When the surrounding kingdoms got word that God had fought Israel’s enemies, the fear of God descended on them. Jehoshaphat heard no more from them; as long as Jehoshaphat reigned, peace reigned.

2 Chronicles 20:18-30, MSG

Their strategy?   Prayer.  Obedience.  Worship.

The result?  Victory.  Blessing.  Peace.


Here’s my “How to Fight Well” strategy based on Jehoshaphat’s story:


~How to Fight Well~

1. Fall on your face before God.

Humble yourself before Him. Repent.  Search your heart. Focus on God’s face, not your enemies’ threat. (“We don’t know what to do; we’re looking to You.”)

2. Listen for His voice.

Ask God to speak!  Read His Word.  Get quiet and listen for His still, small voice.  Seek the wise counsel of your mentors and spiritual leaders (Who is your Jahaziel?).

3. Act on it!

Obey immediately.  Look back to our story- after God spoke, all of Judah praised Him, then they got up early in the morning to act on God’s orders.

4. Worship

Jehoshaphat sent the choir out ahead of the troops.

Worship is our warfare!  Worship is the key that unlocks God’s power in you and confuses the enemy.

5. Praise God and plunder the enemy!

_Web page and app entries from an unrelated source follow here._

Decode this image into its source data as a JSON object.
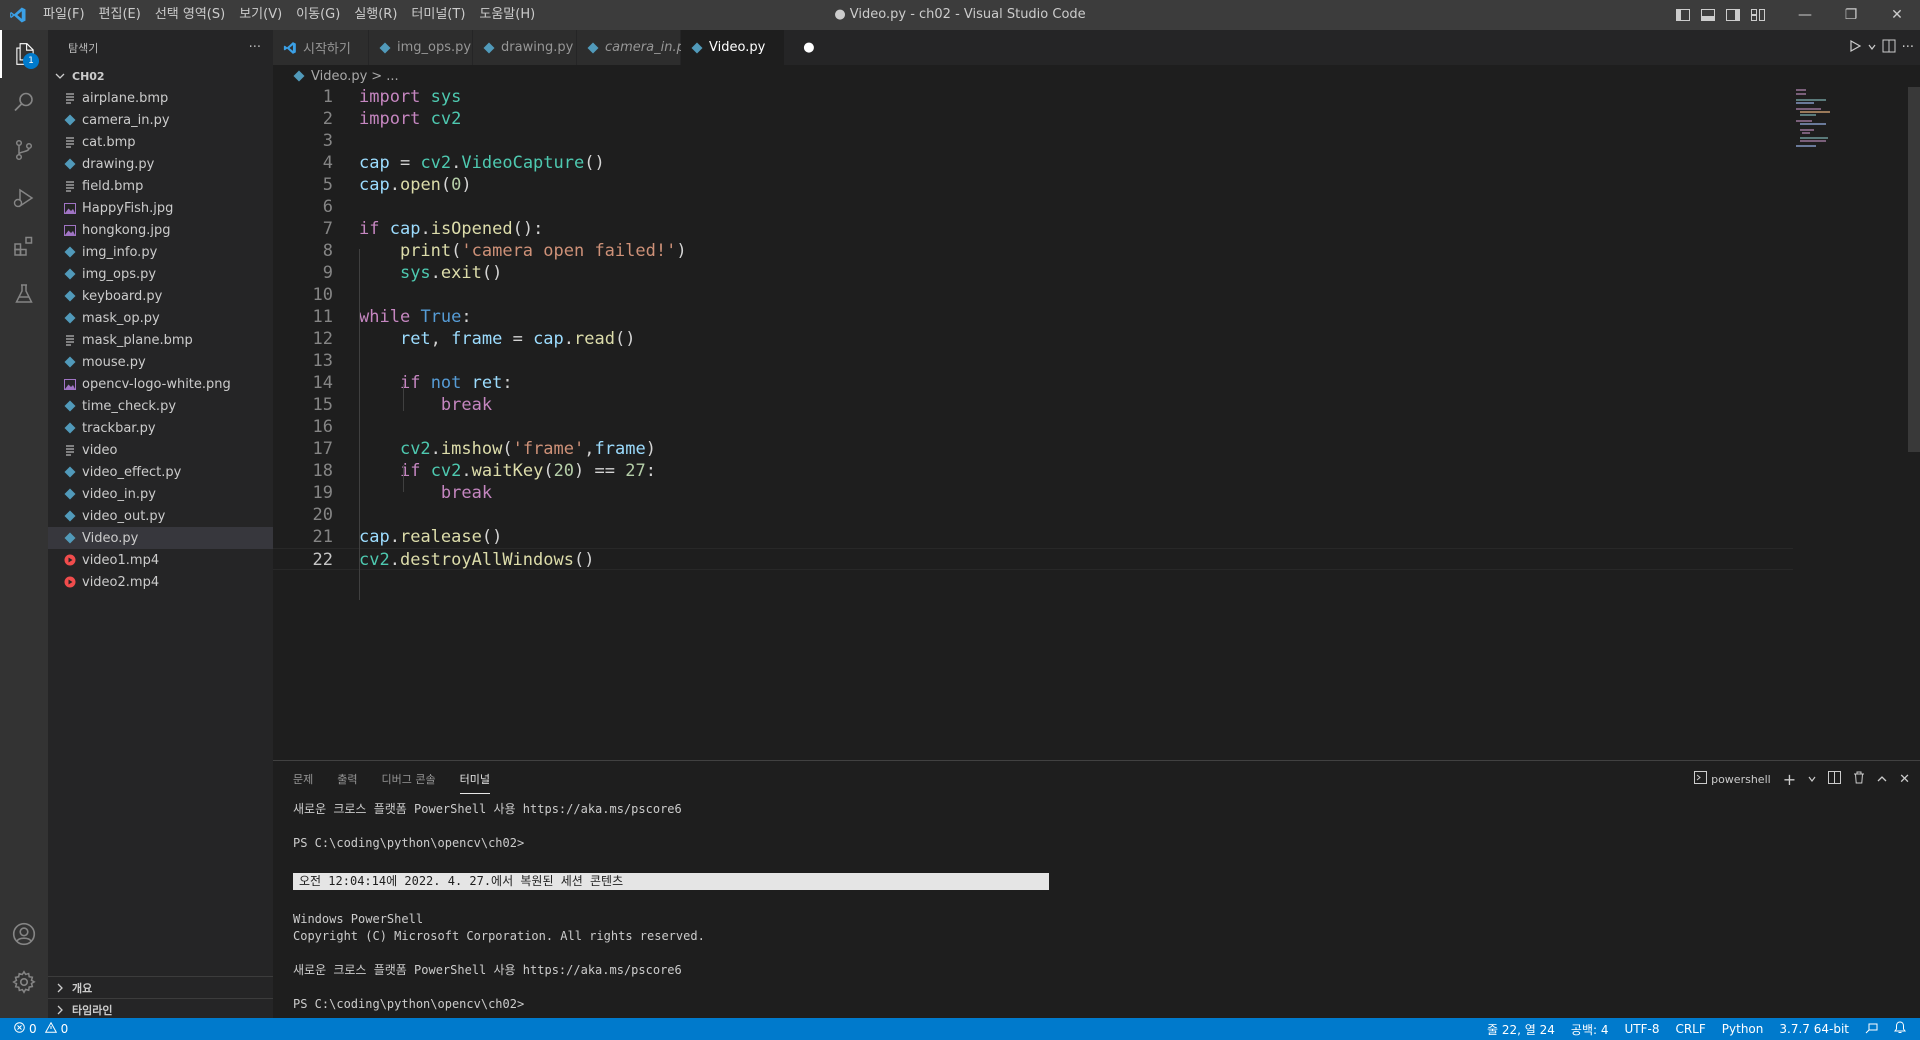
{
  "window": {
    "title": "● Video.py - ch02 - Visual Studio Code",
    "menu": [
      "파일(F)",
      "편집(E)",
      "선택 영역(S)",
      "보기(V)",
      "이동(G)",
      "실행(R)",
      "터미널(T)",
      "도움말(H)"
    ],
    "controls": {
      "minimize": "—",
      "maximize": "❐",
      "close": "✕"
    }
  },
  "activity": {
    "explorer_badge": "1"
  },
  "sidebar": {
    "title": "탐색기",
    "more": "···",
    "folder": "CH02",
    "files": [
      {
        "name": "airplane.bmp",
        "type": "bmp"
      },
      {
        "name": "camera_in.py",
        "type": "py"
      },
      {
        "name": "cat.bmp",
        "type": "bmp"
      },
      {
        "name": "drawing.py",
        "type": "py"
      },
      {
        "name": "field.bmp",
        "type": "bmp"
      },
      {
        "name": "HappyFish.jpg",
        "type": "img"
      },
      {
        "name": "hongkong.jpg",
        "type": "img"
      },
      {
        "name": "img_info.py",
        "type": "py"
      },
      {
        "name": "img_ops.py",
        "type": "py"
      },
      {
        "name": "keyboard.py",
        "type": "py"
      },
      {
        "name": "mask_op.py",
        "type": "py"
      },
      {
        "name": "mask_plane.bmp",
        "type": "bmp"
      },
      {
        "name": "mouse.py",
        "type": "py"
      },
      {
        "name": "opencv-logo-white.png",
        "type": "img"
      },
      {
        "name": "time_check.py",
        "type": "py"
      },
      {
        "name": "trackbar.py",
        "type": "py"
      },
      {
        "name": "video",
        "type": "bmp"
      },
      {
        "name": "video_effect.py",
        "type": "py"
      },
      {
        "name": "video_in.py",
        "type": "py"
      },
      {
        "name": "video_out.py",
        "type": "py"
      },
      {
        "name": "Video.py",
        "type": "py"
      },
      {
        "name": "video1.mp4",
        "type": "mp4"
      },
      {
        "name": "video2.mp4",
        "type": "mp4"
      }
    ],
    "selected_file": "Video.py",
    "outline_label": "개요",
    "timeline_label": "타임라인"
  },
  "tabs": [
    {
      "label": "시작하기",
      "type": "vscode",
      "active": false,
      "italic": false
    },
    {
      "label": "img_ops.py",
      "type": "py",
      "active": false,
      "italic": false
    },
    {
      "label": "drawing.py",
      "type": "py",
      "active": false,
      "italic": false
    },
    {
      "label": "camera_in.py",
      "type": "py",
      "active": false,
      "italic": true
    },
    {
      "label": "Video.py",
      "type": "py",
      "active": true,
      "italic": false,
      "dirty": "●"
    }
  ],
  "breadcrumb": {
    "file": "Video.py",
    "sep": ">",
    "more": "..."
  },
  "code": {
    "current_line": 22,
    "lines": [
      [
        [
          "kw",
          "import"
        ],
        [
          "txt",
          " "
        ],
        [
          "mod",
          "sys"
        ]
      ],
      [
        [
          "kw",
          "import"
        ],
        [
          "txt",
          " "
        ],
        [
          "mod",
          "cv2"
        ]
      ],
      [],
      [
        [
          "var",
          "cap"
        ],
        [
          "txt",
          " = "
        ],
        [
          "mod",
          "cv2"
        ],
        [
          "txt",
          "."
        ],
        [
          "mod",
          "VideoCapture"
        ],
        [
          "txt",
          "()"
        ]
      ],
      [
        [
          "var",
          "cap"
        ],
        [
          "txt",
          "."
        ],
        [
          "fn",
          "open"
        ],
        [
          "txt",
          "("
        ],
        [
          "num",
          "0"
        ],
        [
          "txt",
          ")"
        ]
      ],
      [],
      [
        [
          "kw",
          "if"
        ],
        [
          "txt",
          " "
        ],
        [
          "var",
          "cap"
        ],
        [
          "txt",
          "."
        ],
        [
          "fn",
          "isOpened"
        ],
        [
          "txt",
          "():"
        ]
      ],
      [
        [
          "txt",
          "    "
        ],
        [
          "fn",
          "print"
        ],
        [
          "txt",
          "("
        ],
        [
          "str",
          "'camera open failed!'"
        ],
        [
          "txt",
          ")"
        ]
      ],
      [
        [
          "txt",
          "    "
        ],
        [
          "mod",
          "sys"
        ],
        [
          "txt",
          "."
        ],
        [
          "fn",
          "exit"
        ],
        [
          "txt",
          "()"
        ]
      ],
      [],
      [
        [
          "kw",
          "while"
        ],
        [
          "txt",
          " "
        ],
        [
          "kwb",
          "True"
        ],
        [
          "txt",
          ":"
        ]
      ],
      [
        [
          "txt",
          "    "
        ],
        [
          "var",
          "ret"
        ],
        [
          "txt",
          ", "
        ],
        [
          "var",
          "frame"
        ],
        [
          "txt",
          " = "
        ],
        [
          "var",
          "cap"
        ],
        [
          "txt",
          "."
        ],
        [
          "fn",
          "read"
        ],
        [
          "txt",
          "()"
        ]
      ],
      [],
      [
        [
          "txt",
          "    "
        ],
        [
          "kw",
          "if"
        ],
        [
          "txt",
          " "
        ],
        [
          "kwb",
          "not"
        ],
        [
          "txt",
          " "
        ],
        [
          "var",
          "ret"
        ],
        [
          "txt",
          ":"
        ]
      ],
      [
        [
          "txt",
          "        "
        ],
        [
          "kw",
          "break"
        ]
      ],
      [],
      [
        [
          "txt",
          "    "
        ],
        [
          "mod",
          "cv2"
        ],
        [
          "txt",
          "."
        ],
        [
          "fn",
          "imshow"
        ],
        [
          "txt",
          "("
        ],
        [
          "str",
          "'frame'"
        ],
        [
          "txt",
          ","
        ],
        [
          "var",
          "frame"
        ],
        [
          "txt",
          ")"
        ]
      ],
      [
        [
          "txt",
          "    "
        ],
        [
          "kw",
          "if"
        ],
        [
          "txt",
          " "
        ],
        [
          "mod",
          "cv2"
        ],
        [
          "txt",
          "."
        ],
        [
          "fn",
          "waitKey"
        ],
        [
          "txt",
          "("
        ],
        [
          "num",
          "20"
        ],
        [
          "txt",
          ") == "
        ],
        [
          "num",
          "27"
        ],
        [
          "txt",
          ":"
        ]
      ],
      [
        [
          "txt",
          "        "
        ],
        [
          "kw",
          "break"
        ]
      ],
      [],
      [
        [
          "var",
          "cap"
        ],
        [
          "txt",
          "."
        ],
        [
          "fn",
          "realease"
        ],
        [
          "txt",
          "()"
        ]
      ],
      [
        [
          "mod",
          "cv2"
        ],
        [
          "txt",
          "."
        ],
        [
          "fn",
          "destroyAllWindows"
        ],
        [
          "txt",
          "()"
        ]
      ]
    ]
  },
  "panel": {
    "tabs": [
      {
        "label": "문제",
        "active": false
      },
      {
        "label": "출력",
        "active": false
      },
      {
        "label": "디버그 콘솔",
        "active": false
      },
      {
        "label": "터미널",
        "active": true
      }
    ],
    "shell": "powershell",
    "terminal_lines": [
      {
        "text": "새로운 크로스 플랫폼 PowerShell 사용 https://aka.ms/pscore6",
        "hl": false
      },
      {
        "text": "",
        "hl": false
      },
      {
        "text": "PS C:\\coding\\python\\opencv\\ch02>",
        "hl": false
      },
      {
        "text": "",
        "hl": false
      },
      {
        "text": "오전 12:04:14에 2022. 4. 27.에서 복원된 세션 콘텐츠",
        "hl": true
      },
      {
        "text": "",
        "hl": false
      },
      {
        "text": "Windows PowerShell",
        "hl": false
      },
      {
        "text": "Copyright (C) Microsoft Corporation. All rights reserved.",
        "hl": false
      },
      {
        "text": "",
        "hl": false
      },
      {
        "text": "새로운 크로스 플랫폼 PowerShell 사용 https://aka.ms/pscore6",
        "hl": false
      },
      {
        "text": "",
        "hl": false
      },
      {
        "text": "PS C:\\coding\\python\\opencv\\ch02>",
        "hl": false
      }
    ]
  },
  "status": {
    "errors": "0",
    "warnings": "0",
    "position": "줄 22, 열 24",
    "spaces": "공백: 4",
    "encoding": "UTF-8",
    "eol": "CRLF",
    "language": "Python",
    "interpreter": "3.7.7 64-bit"
  },
  "colors": {
    "accent": "#007acc",
    "editor_bg": "#1e1e1e",
    "sidebar_bg": "#252526",
    "activity_bg": "#333333",
    "python_icon": "#519aba",
    "image_icon": "#a074c4",
    "mp4_icon": "#f14c4c"
  },
  "icons": [
    "vscode-logo-icon",
    "files-icon",
    "search-icon",
    "source-control-icon",
    "run-debug-icon",
    "extensions-icon",
    "testing-icon",
    "account-icon",
    "settings-gear-icon"
  ]
}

Praise God for the victory that HE won for us, and loot the enemy.   The armies that came against Judah planned on destroying Judah and stripping the nation of its wealth, but God turned it against them!  Instead, it took Jehoshaphat’s men three days to carry off the plunder!  When we fight GOD’s way, He turns the enemy’s plan against him, and WE get to loot the enemy of his bounty!  Not only does he not rob us, but we get to plunder him of all the stolen goods he’s been carrying around from past victories.

So, friends- I know that fighting in the wilderness is TOUGH STUFF.  I’m so with you there.  But if we take these truths with us into battle, we WILL win!

We win…and it’s not even close.



photo credit: <a href=”″>Armour and helmet</a> via <a href=””>photopin</a> <a href=””>(license)</a>